For one Canadian farmer, a thumbs-up (👍) in a text message led to a thumbs-down in court when a judge ruled that his usage of the emoji constituted an agreement to the terms of a contract.
In 2021, Kent Mickleborough, a Saskatchewan grain buyer, agreed to buy 87 metric tons of flax from farmer Chris Achter. Mickleborough texted Achter a picture of the contract formalizing the agreement, which included Mickleborough’s signature, with the message “Please confirm flax contract.”
Achter responded simply with a thumbs-up emoji in a move that is no doubt familiar to many of us. Mickleborough interpreted this to mean that Achter was agreeing to the terms of the contract. However, when it came time for the sale of the flax, Achter did not send the grain and refused to honor the agreement. Instead, he argued that his emoji was meant to confirm that he had received the contract, not that he was agreeing to its terms.
In response, Mickleborough filed a lawsuit. In a decision on June 8 (which may be the only legal judgment in existence to feature the 👍emoji), Judge T.J. Keene of the Court of King’s Bench ruled in Mickleborough’s favor and ordered Achter to pay him $82000 Canadian (about $61,000 in US dollars).
Keene’s decision considered the context of previous interactions between the two parties—they had texted about business before, and Achter had agreed to previous contracts with casual responses such as “yup” and “ok.” Judge Keene also considered the changing tenor of communications in general. He acknowledged that the thumbs-up emoji is a “non-traditional means to ‘sign’ a document,” but it served the same purposes as a signature. In our modern age of e-signing contracts and agreements, he noted, we’ve also come to accept checking a box as serving the same purpose as a formal signature. The judge stated that his ruling reflects a “new reality” in Canadian society, which we are also experiencing in the US.
Jean-Pierre Jordaan, attorney for Chris Achter, warned that allowing a thumbs-up emoji to function as agreeing to a contract could “open up the floodgates” to asking courts to assign meaning to other emojis. In particular, he asked if a handshake emoji or fist emoji (presumably signifying a fist bump) could also serve the function of signing a contract. In a New York Times article about the decision, Professor Laura E. Little of Temple University Beasley School of Law said the decision was “a remarkable sign of the new world of communication.”
Is 👍 the Future of Contracts?
Of course, this lawsuit was decided in the Canadian court system, so its direct effects in the United States will be slim to none. But it could only be a matter of time until we see a case with similar facts in a US court. With how ubiquitous emojis have become as a part of our communication, it’s worth noting the reasoning behind this decision—and what it could mean for evolving understandings of contracts globally.

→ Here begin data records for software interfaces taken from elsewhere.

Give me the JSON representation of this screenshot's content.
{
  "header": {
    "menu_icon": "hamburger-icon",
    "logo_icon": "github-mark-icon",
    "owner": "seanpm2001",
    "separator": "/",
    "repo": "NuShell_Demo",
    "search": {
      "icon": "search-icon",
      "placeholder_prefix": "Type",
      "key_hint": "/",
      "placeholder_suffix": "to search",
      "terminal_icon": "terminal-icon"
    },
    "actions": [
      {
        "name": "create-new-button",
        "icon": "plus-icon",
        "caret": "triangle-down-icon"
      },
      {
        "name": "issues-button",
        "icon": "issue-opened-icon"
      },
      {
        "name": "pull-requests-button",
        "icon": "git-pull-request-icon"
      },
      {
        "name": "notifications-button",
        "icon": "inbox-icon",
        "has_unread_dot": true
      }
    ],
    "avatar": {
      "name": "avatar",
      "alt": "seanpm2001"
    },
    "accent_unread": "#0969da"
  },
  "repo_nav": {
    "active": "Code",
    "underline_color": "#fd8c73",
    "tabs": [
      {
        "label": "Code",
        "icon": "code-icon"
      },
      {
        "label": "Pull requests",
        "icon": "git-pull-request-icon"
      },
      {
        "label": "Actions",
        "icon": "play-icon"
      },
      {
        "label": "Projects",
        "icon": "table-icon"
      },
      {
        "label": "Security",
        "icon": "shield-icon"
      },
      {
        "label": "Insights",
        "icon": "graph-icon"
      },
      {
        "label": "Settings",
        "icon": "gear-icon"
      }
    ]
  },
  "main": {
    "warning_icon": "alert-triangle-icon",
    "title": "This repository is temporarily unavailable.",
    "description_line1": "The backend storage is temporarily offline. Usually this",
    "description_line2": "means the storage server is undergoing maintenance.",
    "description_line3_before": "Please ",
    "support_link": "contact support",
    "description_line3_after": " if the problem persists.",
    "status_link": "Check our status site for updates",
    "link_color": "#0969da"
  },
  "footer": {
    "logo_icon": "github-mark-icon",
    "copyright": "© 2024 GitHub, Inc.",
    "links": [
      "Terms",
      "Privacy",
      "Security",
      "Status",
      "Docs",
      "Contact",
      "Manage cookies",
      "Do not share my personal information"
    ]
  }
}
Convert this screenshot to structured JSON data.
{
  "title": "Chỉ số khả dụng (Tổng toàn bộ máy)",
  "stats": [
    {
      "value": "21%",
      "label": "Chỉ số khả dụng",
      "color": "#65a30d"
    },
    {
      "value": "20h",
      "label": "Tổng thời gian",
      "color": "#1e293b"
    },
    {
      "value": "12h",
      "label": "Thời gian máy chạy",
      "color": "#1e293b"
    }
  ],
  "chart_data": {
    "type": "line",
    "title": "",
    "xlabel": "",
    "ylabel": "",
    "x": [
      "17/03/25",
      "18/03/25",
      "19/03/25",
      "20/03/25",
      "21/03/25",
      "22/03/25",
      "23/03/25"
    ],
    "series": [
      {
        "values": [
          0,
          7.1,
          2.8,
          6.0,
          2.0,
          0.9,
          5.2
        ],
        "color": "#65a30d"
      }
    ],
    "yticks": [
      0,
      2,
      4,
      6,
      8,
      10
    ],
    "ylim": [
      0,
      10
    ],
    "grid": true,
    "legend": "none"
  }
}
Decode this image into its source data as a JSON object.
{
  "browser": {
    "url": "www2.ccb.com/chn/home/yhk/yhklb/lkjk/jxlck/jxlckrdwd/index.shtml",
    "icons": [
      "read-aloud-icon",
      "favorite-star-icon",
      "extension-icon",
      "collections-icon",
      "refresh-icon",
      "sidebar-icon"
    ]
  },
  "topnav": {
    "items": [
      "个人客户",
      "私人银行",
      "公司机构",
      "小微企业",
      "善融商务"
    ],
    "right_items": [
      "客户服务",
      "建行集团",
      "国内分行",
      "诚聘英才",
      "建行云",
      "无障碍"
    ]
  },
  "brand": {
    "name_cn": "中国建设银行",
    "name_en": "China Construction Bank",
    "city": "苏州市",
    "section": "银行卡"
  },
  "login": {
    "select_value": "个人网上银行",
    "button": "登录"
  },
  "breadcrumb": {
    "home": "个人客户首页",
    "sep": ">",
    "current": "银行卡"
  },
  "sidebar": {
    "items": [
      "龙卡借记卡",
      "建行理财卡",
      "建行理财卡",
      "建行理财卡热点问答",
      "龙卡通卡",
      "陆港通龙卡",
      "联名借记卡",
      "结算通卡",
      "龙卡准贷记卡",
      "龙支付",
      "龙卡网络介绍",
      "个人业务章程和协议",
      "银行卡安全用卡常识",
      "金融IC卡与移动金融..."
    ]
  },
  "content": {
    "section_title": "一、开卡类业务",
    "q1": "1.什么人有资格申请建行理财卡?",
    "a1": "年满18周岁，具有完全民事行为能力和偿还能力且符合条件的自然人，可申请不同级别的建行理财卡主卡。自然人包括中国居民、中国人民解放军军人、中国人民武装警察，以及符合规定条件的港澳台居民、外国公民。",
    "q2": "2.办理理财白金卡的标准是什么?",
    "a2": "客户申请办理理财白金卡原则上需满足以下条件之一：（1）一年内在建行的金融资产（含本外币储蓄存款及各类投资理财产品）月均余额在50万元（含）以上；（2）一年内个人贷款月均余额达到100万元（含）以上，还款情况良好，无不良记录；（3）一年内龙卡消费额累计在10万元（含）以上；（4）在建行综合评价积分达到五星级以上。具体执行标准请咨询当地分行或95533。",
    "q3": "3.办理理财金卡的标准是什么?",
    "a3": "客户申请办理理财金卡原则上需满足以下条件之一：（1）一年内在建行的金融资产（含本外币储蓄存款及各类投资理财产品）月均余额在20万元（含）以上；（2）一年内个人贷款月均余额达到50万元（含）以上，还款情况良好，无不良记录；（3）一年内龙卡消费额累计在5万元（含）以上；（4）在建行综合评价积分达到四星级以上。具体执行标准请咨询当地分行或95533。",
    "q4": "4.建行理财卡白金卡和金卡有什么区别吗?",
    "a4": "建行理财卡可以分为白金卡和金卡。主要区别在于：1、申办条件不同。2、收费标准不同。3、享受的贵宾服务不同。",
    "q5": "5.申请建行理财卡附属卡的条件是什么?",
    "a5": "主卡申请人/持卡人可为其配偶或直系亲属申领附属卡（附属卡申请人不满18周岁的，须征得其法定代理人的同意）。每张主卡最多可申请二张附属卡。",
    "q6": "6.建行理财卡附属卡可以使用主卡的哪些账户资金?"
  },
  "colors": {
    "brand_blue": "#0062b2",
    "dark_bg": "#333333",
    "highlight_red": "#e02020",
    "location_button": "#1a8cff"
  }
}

For many of us, it’s not uncommon to communicate about business matters over text, using at least some of the conventions of that mode of communication—such as emojis or abbreviations. These informal-looking messages can have very formal consequences, and it’s important to remember that your audience may not read your message exactly as you intended it. For example, if you’ve ever tried to make a biting, sarcastic comment in a text message, you know it’s nearly impossible to accurately convey tone via text.
In the midst of this, courts are trying to keep pace with the changing ways that we communicate and attempting to assign clear meaning to symbols and images that can sometimes communicate various messages. The thumbs-up emoji has a pretty straightforward, almost universally agreed-upon meaning, but what about a skull? Or a face with heart eyes? These emojis can have multiple meanings, depending on context and who is sending them. Their meaning might even vary from one social group to another, creating a whole new potential wrinkle for courts to deal with.
It seems pretty clear that emojis are here to stay as a means of communication, especially as younger generations (who have grown up with emojis as a vital part of their vocabulary) become adults and enter the business world. All of us involved in writing and executing contracts will have to adjust to these new ways of showing agreement. But it might be worth confirming that that thumbs-up—or smiley face, or any other emoji—really means what you think it does.